-- The task --
Throughout the records below, find each line holding "glyph" and copy it.

Segment Start: Entries supplied

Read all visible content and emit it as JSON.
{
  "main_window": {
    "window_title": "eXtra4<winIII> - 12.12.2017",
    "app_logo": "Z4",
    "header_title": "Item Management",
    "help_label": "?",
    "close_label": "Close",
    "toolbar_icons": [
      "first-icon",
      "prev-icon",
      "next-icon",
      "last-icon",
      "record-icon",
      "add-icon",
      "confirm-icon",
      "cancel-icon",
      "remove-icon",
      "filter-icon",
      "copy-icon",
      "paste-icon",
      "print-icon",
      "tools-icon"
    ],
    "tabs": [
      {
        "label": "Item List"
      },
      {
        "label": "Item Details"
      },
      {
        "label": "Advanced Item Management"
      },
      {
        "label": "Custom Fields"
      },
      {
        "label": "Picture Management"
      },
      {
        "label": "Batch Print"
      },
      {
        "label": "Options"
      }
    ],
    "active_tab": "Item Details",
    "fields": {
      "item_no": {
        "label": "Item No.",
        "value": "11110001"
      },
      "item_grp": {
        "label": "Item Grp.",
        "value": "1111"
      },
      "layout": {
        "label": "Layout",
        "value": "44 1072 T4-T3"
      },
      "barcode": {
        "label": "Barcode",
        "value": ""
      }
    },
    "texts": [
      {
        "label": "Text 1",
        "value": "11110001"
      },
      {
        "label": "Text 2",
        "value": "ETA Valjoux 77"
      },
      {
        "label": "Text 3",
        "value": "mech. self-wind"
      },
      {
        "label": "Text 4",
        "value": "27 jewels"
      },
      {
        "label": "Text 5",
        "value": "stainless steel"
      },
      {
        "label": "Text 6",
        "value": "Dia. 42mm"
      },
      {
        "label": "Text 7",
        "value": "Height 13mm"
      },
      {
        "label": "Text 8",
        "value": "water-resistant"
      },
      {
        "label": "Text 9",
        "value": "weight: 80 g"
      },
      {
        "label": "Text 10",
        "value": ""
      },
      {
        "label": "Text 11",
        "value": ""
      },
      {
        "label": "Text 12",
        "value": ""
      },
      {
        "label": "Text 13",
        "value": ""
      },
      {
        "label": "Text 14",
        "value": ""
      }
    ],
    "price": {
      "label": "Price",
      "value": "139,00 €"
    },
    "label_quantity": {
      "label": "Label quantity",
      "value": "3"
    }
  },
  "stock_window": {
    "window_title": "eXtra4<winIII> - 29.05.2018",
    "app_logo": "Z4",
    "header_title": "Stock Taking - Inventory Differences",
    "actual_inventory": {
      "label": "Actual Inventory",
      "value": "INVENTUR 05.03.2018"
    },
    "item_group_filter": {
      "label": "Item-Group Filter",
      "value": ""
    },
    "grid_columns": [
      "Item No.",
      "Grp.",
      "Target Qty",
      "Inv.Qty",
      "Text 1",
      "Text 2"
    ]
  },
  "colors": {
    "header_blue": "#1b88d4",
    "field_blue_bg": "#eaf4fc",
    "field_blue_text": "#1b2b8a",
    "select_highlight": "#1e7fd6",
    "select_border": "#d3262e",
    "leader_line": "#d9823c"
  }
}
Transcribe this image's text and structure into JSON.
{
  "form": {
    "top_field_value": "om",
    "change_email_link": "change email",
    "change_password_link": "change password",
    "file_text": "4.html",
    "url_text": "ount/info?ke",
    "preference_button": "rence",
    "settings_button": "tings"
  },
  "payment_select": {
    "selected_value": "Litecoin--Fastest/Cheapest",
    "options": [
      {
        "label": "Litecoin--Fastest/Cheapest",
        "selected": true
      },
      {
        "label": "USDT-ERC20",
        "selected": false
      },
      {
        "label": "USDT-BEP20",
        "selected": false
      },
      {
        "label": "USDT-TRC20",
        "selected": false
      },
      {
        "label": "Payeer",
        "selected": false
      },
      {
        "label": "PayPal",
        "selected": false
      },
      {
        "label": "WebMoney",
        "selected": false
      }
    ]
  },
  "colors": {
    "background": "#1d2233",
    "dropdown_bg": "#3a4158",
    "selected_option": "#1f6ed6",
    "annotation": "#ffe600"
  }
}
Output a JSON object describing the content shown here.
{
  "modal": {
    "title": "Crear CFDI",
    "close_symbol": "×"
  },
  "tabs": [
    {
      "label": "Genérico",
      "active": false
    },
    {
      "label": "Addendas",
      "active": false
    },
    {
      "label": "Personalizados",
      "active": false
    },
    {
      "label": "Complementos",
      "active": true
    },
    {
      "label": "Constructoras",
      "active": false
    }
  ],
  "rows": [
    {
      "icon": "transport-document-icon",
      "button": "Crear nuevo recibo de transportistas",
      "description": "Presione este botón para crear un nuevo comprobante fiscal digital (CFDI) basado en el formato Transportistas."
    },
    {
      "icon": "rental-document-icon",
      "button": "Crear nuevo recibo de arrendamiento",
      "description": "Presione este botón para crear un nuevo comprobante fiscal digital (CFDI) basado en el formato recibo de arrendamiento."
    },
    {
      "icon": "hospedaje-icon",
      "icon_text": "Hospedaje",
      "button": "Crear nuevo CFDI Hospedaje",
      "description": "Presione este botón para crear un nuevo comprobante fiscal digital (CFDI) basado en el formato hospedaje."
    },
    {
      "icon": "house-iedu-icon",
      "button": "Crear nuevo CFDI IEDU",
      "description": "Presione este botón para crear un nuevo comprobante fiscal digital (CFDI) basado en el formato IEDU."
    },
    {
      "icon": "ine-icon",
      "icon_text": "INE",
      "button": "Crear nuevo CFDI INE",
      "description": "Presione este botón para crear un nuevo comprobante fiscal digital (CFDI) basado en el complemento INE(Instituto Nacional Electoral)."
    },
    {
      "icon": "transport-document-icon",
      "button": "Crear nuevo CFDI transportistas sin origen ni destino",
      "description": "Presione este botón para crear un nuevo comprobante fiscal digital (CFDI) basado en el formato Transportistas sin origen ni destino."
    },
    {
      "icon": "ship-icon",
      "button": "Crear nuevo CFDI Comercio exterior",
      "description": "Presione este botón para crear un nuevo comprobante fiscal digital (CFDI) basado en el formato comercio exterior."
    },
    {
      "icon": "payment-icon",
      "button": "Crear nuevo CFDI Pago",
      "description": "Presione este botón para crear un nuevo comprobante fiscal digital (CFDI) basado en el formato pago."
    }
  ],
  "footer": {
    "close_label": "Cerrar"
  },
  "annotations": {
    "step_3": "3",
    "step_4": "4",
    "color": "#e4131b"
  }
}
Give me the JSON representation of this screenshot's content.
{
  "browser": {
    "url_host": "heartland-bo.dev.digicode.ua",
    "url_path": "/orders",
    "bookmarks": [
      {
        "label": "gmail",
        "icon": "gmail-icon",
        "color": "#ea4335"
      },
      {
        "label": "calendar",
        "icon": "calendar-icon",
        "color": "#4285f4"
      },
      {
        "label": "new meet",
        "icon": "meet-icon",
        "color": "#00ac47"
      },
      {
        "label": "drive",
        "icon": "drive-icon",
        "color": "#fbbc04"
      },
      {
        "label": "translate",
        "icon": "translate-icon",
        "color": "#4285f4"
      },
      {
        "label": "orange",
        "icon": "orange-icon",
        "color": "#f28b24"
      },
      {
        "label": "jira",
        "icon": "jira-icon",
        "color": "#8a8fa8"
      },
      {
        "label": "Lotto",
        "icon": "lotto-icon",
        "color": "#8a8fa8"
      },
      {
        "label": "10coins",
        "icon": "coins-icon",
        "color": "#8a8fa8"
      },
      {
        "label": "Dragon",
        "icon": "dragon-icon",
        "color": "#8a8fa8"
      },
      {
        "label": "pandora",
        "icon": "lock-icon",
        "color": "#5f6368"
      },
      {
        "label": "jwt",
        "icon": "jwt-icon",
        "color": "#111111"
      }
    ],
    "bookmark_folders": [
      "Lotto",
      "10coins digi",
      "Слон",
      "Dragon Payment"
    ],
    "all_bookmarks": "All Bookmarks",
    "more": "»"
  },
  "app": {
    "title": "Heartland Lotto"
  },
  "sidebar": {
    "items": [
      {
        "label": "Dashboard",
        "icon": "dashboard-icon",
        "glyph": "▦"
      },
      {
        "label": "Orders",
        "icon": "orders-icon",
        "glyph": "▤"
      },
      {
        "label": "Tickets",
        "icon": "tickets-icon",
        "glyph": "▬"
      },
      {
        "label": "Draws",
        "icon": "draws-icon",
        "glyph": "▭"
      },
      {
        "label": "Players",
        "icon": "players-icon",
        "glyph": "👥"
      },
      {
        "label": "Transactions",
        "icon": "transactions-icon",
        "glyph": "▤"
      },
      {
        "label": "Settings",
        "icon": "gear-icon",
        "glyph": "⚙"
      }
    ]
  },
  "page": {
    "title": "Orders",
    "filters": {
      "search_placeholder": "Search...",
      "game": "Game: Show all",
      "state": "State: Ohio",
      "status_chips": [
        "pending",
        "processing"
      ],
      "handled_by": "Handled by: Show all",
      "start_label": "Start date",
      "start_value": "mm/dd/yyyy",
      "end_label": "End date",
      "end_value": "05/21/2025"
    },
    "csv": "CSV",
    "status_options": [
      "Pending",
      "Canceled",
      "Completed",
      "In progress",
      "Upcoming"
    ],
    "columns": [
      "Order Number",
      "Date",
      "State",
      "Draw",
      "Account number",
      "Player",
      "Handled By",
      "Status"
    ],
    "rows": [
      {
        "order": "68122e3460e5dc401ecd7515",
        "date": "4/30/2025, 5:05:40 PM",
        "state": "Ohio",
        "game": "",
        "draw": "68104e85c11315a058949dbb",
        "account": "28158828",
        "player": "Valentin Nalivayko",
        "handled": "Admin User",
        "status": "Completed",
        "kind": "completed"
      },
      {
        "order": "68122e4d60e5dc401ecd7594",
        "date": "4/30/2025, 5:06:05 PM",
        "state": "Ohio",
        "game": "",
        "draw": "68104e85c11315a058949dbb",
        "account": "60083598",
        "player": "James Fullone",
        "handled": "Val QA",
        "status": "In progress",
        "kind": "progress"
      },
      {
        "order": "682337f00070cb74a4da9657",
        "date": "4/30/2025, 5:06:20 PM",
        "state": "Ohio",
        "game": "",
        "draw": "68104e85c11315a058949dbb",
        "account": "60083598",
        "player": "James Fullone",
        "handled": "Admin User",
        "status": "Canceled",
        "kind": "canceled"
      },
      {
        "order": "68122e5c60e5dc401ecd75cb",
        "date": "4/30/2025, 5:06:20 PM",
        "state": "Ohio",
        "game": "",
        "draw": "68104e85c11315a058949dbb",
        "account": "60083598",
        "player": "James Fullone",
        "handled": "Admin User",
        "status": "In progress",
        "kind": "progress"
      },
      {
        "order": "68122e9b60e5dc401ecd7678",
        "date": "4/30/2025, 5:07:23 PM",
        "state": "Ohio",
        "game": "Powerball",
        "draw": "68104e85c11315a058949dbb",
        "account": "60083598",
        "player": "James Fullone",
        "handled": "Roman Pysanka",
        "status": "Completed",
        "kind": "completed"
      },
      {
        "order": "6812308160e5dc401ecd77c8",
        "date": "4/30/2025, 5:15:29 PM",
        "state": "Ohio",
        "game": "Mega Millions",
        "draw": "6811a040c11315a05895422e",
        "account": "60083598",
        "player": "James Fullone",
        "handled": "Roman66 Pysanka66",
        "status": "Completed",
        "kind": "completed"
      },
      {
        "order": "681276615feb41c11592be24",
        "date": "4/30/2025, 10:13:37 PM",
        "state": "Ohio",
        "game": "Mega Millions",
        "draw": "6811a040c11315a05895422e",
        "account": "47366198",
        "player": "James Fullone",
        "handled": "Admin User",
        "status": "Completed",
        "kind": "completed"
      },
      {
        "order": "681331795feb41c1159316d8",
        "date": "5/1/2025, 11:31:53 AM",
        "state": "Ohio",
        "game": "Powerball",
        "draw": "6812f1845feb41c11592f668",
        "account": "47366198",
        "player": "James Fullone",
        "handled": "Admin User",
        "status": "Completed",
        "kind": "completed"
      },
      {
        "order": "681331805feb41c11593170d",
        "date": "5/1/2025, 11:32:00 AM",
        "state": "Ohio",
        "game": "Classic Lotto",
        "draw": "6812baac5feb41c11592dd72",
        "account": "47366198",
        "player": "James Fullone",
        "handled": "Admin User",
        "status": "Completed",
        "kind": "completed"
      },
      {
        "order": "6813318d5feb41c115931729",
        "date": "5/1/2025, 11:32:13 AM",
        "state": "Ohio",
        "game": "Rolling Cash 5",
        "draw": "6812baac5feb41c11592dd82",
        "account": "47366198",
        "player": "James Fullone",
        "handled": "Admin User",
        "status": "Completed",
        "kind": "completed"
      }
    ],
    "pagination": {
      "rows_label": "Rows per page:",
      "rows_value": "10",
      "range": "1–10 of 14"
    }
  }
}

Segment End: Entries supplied

-- Response area --
        "glyph": "▦"
        "glyph": "▤"
        "glyph": "▬"
        "glyph": "▭"
        "glyph": "👥"
        "glyph": "▤"
        "glyph": "⚙"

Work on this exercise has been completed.